Sunday, July 10, 2005

AD/HD: To Do Lists from H * E * Double Hockey Sticks

I didn't realize how completely my life was ruled by To Do Lists until my 6 year old daughter illustrated one for herself and her sisters. She had them waking up, doing their morning routine, picking up toys, eating, picking up the gameroom, dressing, combing their hair, waking me up, and going somewhere in the minivan. I'm not sure why waking me up was almost last on the list, or why it was there at all because I wake myself up, but maybe my recent bout of insomnia was to blame. At any rate, she was certain I would be proud of her list and I was. She was learning the groundwork for good organization.

An Ounce of Prevention

To keep myself from leaping out of bed at 2am to finish something I had forgotten about in an AD/HD frenzy I trained myself to jot down notes before I fell asleep. I developed a routine where I went over my To Do List and reprioritized what should get done the next day. I also developed a routine where I looked at that list when I woke up - something that was a major feat for somebody like me with AD/HD. I can't say it came easily or quickly, or that I'm perfect at it, but my To Do List routine is the foundation my productivity is based upon.

Tail Wagging the Dog

After all, every website, therapist, and astrologer pontificating about the subject will tell you how crucial it is for scatterbrains like us to keep To Do Lists or notepads by the bedside. Heck, they'll tell you to strap a notepad to your face to keep your list of priorities in mind. But what they don't tell you is that lists have a tendency to take on a life of their own. They grow and grow as you add to them. Some people aren't very good at striking things from the list and soon the list becomes a reminder of just how useless they are. For me the list became a trigger for panic that gave me permission to flog myself with the "Loser!" whip. Fortunately, I had a low threshold for pain and quickly developed my nightly routine to avoid such awkward moments. Pat myself on the back for what I checked off the list, reschedule whatever hadn't been accomplished yet, and let it go so I could sleep. Since I had trained myself to view the list in the morning, I had faith I would get to whatever I scheduled for the next day. I was still left with the growing list problem. Over time, the nightly sessions had become a chore. There was so much left unfinished and in need of rescheduling. There wasn't enough time in the day to realistically finish all that needed to be done. The whispers of "Loser!" were in the wings.

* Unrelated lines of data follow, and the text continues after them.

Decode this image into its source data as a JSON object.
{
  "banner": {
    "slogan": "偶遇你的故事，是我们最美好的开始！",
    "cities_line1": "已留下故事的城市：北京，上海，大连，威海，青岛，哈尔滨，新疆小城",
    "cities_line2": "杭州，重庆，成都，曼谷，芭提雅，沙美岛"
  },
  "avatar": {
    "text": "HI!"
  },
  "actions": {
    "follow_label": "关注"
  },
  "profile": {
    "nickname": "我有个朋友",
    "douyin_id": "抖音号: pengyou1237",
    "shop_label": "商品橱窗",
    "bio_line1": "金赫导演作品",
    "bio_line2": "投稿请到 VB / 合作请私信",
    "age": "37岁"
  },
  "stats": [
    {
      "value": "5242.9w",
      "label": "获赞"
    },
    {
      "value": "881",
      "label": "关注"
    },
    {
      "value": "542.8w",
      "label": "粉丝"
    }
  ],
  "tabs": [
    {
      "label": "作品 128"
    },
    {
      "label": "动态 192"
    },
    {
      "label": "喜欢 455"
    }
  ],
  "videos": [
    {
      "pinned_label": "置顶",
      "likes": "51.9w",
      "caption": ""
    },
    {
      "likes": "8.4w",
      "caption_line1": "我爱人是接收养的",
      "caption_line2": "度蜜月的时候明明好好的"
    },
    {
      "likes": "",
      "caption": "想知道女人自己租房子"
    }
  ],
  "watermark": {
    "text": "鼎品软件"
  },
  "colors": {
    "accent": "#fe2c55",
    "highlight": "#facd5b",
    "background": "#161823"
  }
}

Keep It Simple, Stupid

Clearly the only solution was to chuck the To Do List in the bin and live life in the AD/HD moment. Soon after depression would seep sloshlingly into my mind and I could pretend I was 25 again. Ah, the secret to eternal youth: procrastination.

Well, there was one other solution. The list could be simplified. Since neither I nor my astrologer foresaw a time when my list of responsibilities lessened in intensity, the ever growing To Do List would remain an issue. However, I could apply an archane and gnostic principle to my life: K I S S. Since my To Do List featured multiple categories for things like Family, Work, etc. I would allow only five items per category. As it was, I had dozens of "Must Do!" items in each category and all I was accomplishing was raising my stress levels. By limiting the number of things I expected to accomplish each day I gave myself a fighting chance.

For the past week I have tried this "radical" new approach to my To Do List. Here is what I have discovered. Instead of being a ticket to happy procrastination that I worried might be the result from pushing off to tomorrow so many projects, my list became super charged with productive intensity (Insert reverb here). By knowing I could only plan a limited amount of items to be accomplished the next day I began to prioritize them better. And when there were fewer unfinished items to reschedule at the end of the day I felt better about myself. One could argue anyone would feel better about themselves when they lowered their expectations and celebrated mediocrity but I would argue that I wasn't realistically planning my day out to begin with. By working under the new constrained To Do List I was more productive and less stressed. Besides, I could always do the next week's list if I had time. Yes. That was a joke. The truth is I'm lucky if I can finish the five items per category I've assigned for the day.

Happiness is a Short List

So now that I am happier and more productive we can expect wonderful things to happen in my life. New art will magically appear on my art desk, my finances will sporadically organize themselves, and I'll be speaking Spanish fluently by the end of next week. Yep. It's a better world over here. Too bad about my astrologer. It seems that NASA's fireworks display in the Heavens has turned the field of astrology on its ear. Now astrologers have to admit that their predictions don't work anymore since NASA went and broke the sky. My suggestion? There's always the coin toss.

Coping Strategies:

1) Keep your lists short to force you to choose only the most important items to work on.

2) Develop the habit of jotting down what you need to do. If you have AD/HD you cannot rely on memory only.

3) Don't worry about growing To Do Lists from H * E * Double Hockeysticks. It's not unique to AD/HD. Everybody has that problem. And we all have to use discipline to manage them.

4) Train yourself to refer to that list. It's no good if you never look at it. Otherwise, you might as well jot your ideas down on a gum wrapper and throw it away. Oh, you already do that!?! Hrmm, that might be a blog entry for another day.